     Karma, put simply, means what you sow, you will reap.  In other words, if you eat unhealthily and don't exercise, the consequence is a flabby, unhealthy body.  Or if you are a constant fault-finder and alienate all your friends, your loneliness is a consequence of your words. That's karma, and there is wisdom in learning from that. 

     But if a person experiences suffering when there is no obvious antecedent to the situation, such as when a child has cancer, can we blame some thought or action from a previous life as causing this?  To me, saying that Life punishes us for transgressions from previous lives is like hitting a puppy on the nose with a rolled-up newspaper for peeing on the carpet three lifetimes ago.  It makes no sense to the puppy, and it makes no sense to us.

     So, what is the purpose of suffering, then?  More on this next week.

Saturday, September 4, 2021

Is There a Purpose to Suffering?

     Part of living is experiencing suffering.  There's no escaping it.  But why do we suffer?

     Suffering, according to the Buddha, comes in three forms:  pain, such as illness or death; the change of a situation from pleasure to pain; and the pain that comes from the impermanence in life.  We suffer because we falsely believe that things will not change for the worse, or that we are somehow immune to pain in life, or we are too attached to things, people or situations.  

     So many people, when met with a painful situation, ask, "Why me?"  Their pain is then compounded by self-pity.  Their pain is all that they can think or talk about, and pain is added upon pain.  They fall into a rabbit hole of misery.  

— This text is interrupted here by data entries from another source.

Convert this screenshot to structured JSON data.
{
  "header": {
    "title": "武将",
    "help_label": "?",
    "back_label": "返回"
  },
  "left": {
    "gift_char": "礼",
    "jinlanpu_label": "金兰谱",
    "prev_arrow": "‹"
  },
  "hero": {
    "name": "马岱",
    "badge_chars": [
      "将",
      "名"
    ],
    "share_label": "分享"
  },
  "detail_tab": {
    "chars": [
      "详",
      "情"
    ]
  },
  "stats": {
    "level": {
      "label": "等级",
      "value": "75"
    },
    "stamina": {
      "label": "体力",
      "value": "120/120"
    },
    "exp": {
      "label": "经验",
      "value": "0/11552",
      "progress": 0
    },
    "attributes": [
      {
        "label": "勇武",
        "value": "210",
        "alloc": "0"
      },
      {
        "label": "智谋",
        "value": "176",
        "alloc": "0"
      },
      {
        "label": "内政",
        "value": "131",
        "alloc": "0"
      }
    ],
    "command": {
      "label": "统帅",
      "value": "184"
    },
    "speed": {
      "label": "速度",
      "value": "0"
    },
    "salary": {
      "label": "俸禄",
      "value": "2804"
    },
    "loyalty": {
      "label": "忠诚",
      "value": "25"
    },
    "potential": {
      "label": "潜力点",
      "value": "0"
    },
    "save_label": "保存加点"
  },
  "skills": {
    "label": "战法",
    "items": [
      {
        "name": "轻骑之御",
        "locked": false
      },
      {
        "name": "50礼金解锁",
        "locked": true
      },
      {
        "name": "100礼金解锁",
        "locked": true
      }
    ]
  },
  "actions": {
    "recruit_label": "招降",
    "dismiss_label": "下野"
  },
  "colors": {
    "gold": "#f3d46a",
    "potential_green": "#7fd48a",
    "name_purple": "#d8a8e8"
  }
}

     Some recognize that others in this world are suffering much more than they are, and ask, "Why not me?"  Or they find some measure of gratitude that their situation is not far worse.  They know that focusing on the negative only makes things much more difficult.

     But if life is about learning and growth, then what is the purpose of suffering?  Let's explore some ideas next week.